“We made those people accountable,” he says, adding that something must be done about the students up in the early morning hours to travel to school across town. “Children are waking up at 4:30 in the morning to wait for a bus at 5:30 in the morning. By the time they get home its 6:30 in the evening. They are so tired, they are not learning.”

Garrett says that he is in favor of school vouchers.


October2015.inddA former prosecutor and ethics investigator, Anthony Ibert, 41, is now a civil rights attorney who describes himself as a “persistent advocate.”

“I work every day to obtain results for my clients,” he says. “I will bring that same zeal to the Louisiana House of Representatives.”

Pressing issues facing the state include the budget, the incarceration rate and infrastructure, the candidate says.

One step in addressing the budget crisis, says Ibert, a Democrat, is to examine the cost-benefit of the various tax breaks and incentives the state has extended.

“We must review our current tax code and eliminate tax incentives that are no longer needed or no longer accomplishing public policy goals.”

The candidate says he will also push for reforms in the criminal justice system if elected.

“Louisiana spends more money on incarceration and locks up more people than any other state,” he says. “Our high incarceration rate is the result of the misapplication of our habitual offender law by district attorneys and the removal of discretion from elected judges. I would attempt to reduce or cap the low-end penalties of the habitual offender law and remove the 20-year mandatory sentence for fourth offense simple drug possession.”


October2015.inddA former member of the Orleans Parish School Board, Lourdes Moran, 56, says that her experience in accounting and finance prepares her well to represent the 102nd house district.

“As vice president and finance chair of the OPSB, my skills helped us lead the district back from the brink and to its first AAA bond rating in history. Now our state government needs that kind of help. Our budget priorities are upside down and we suffer huge cuts to education and healthcare.”

Moran, a Democrat, says the key issues facing residents of the district are crime, economic development and infrastructure.

“They are all related,” she says. “While we need more and better trained police officers, we will never arrest our way out of a crime problem. We have to divert our young people before bad decisions and poor choices spiral out of control. Education and good jobs are the best crime fighting tools we have, and they must be priorities. But businesses cannot grow, and people do not want to live where the infrastructure is in ruins.”

Additionally, Moran says she supports the return of public schools to the Orleans Parish School Board, establishment of a living wage, equal pay laws and the expansion of Medicaid under the Affordable Care Act.

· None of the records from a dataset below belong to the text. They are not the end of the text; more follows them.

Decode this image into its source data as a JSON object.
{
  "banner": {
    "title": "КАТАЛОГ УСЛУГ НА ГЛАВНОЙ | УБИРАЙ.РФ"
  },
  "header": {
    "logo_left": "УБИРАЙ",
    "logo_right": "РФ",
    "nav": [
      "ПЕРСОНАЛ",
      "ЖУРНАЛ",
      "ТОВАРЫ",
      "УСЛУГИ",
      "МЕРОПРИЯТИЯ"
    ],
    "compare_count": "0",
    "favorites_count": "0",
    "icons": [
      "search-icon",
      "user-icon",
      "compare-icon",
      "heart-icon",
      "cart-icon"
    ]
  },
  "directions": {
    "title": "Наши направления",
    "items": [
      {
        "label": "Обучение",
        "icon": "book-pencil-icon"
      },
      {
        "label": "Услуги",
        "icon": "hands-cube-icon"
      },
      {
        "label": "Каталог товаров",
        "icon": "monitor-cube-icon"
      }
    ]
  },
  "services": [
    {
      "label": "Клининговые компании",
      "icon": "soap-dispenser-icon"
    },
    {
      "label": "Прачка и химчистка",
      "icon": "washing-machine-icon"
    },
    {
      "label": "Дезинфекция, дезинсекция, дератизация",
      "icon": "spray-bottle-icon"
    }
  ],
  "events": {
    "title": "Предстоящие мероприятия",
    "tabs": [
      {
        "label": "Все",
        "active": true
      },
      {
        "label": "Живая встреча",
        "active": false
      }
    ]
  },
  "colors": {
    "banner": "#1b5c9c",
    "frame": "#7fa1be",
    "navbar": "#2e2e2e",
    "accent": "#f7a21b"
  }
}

“Schools have to go back. Period. I believe in the elected body,” she says. “I do not hesitate to say that.”

We Are Proud to Have Served Our Community for 38 Years. Standing Up, Speaking Out, and Providing a Trusted Voice. We Look Forward to 38 More!